[Given entries Boundary: Start]

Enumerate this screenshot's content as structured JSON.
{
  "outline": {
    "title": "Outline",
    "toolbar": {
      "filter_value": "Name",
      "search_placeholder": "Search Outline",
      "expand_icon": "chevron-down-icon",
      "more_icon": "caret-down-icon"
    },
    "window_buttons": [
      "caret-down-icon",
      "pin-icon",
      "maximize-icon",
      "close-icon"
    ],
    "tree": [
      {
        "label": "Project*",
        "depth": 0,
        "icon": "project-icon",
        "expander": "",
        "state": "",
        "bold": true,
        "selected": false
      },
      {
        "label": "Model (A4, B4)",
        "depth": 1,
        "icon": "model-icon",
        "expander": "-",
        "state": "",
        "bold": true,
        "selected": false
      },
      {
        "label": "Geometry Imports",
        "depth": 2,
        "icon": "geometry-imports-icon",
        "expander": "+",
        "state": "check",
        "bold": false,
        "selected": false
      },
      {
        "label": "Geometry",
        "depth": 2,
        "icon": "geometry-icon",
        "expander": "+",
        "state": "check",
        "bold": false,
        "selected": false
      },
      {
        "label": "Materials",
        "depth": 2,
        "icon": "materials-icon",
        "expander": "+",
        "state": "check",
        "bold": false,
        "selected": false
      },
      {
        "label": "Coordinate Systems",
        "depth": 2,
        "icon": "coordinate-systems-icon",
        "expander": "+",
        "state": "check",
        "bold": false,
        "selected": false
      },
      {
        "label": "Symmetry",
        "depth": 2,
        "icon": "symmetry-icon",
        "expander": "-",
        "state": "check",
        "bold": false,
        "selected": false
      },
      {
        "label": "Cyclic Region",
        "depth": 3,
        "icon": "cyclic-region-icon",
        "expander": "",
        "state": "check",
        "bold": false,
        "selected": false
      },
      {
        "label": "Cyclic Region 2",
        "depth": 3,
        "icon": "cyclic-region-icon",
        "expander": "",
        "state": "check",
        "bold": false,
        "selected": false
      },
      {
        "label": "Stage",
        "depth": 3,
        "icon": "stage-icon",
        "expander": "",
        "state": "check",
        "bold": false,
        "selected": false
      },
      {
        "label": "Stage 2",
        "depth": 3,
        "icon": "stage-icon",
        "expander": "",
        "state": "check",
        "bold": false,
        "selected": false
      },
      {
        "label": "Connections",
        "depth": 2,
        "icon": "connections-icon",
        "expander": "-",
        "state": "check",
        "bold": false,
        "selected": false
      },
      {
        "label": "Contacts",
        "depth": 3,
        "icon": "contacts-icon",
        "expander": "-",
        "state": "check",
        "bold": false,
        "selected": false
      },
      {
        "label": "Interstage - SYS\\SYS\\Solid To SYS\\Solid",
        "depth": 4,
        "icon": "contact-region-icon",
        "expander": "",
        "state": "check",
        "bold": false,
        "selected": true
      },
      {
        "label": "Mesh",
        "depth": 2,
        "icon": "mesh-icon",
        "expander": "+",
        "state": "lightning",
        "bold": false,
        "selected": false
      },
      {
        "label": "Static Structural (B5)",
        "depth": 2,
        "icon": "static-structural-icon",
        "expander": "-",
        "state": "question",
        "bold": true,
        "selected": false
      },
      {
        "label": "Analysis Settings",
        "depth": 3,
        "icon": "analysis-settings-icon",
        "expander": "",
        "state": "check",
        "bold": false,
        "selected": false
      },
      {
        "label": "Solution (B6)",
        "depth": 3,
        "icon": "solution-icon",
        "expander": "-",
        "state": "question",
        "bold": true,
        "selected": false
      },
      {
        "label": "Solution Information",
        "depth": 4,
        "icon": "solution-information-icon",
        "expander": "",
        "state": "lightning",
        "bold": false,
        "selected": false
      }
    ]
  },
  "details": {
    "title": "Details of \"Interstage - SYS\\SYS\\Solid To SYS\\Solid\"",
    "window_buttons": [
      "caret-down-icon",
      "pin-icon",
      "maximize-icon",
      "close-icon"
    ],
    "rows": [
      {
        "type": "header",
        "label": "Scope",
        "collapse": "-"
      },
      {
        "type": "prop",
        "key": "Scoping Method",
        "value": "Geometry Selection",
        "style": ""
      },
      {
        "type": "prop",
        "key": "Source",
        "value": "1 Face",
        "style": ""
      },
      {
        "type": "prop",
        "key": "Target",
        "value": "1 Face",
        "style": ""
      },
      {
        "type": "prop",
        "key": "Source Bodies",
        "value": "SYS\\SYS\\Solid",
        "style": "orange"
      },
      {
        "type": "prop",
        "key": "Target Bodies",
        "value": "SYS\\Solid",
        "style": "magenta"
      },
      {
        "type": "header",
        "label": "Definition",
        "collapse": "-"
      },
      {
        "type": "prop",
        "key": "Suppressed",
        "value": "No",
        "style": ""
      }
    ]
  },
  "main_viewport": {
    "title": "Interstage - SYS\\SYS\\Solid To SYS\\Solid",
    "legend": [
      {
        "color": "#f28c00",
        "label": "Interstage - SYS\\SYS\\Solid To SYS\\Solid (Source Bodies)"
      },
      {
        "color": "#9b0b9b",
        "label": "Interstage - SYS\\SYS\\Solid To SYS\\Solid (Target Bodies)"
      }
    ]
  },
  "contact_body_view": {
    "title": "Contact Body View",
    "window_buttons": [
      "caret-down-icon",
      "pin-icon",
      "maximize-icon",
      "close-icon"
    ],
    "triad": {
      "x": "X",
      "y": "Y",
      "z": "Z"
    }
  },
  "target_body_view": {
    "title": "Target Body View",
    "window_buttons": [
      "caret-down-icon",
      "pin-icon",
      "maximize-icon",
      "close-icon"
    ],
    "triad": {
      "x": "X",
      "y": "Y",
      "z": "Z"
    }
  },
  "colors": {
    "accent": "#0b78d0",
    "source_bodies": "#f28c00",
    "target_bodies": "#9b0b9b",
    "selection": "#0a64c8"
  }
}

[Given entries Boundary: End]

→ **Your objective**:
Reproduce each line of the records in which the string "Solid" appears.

→ **Answer to the problem**:
        "label": "Interstage - SYS\\SYS\\Solid To SYS\\Solid",
    "title": "Details of \"Interstage - SYS\\SYS\\Solid To SYS\\Solid\"",
        "value": "SYS\\SYS\\Solid",
        "value": "SYS\\Solid",
    "title": "Interstage - SYS\\SYS\\Solid To SYS\\Solid",
        "label": "Interstage - SYS\\SYS\\Solid To SYS\\Solid (Source Bodies)"
        "label": "Interstage - SYS\\SYS\\Solid To SYS\\Solid (Target Bodies)"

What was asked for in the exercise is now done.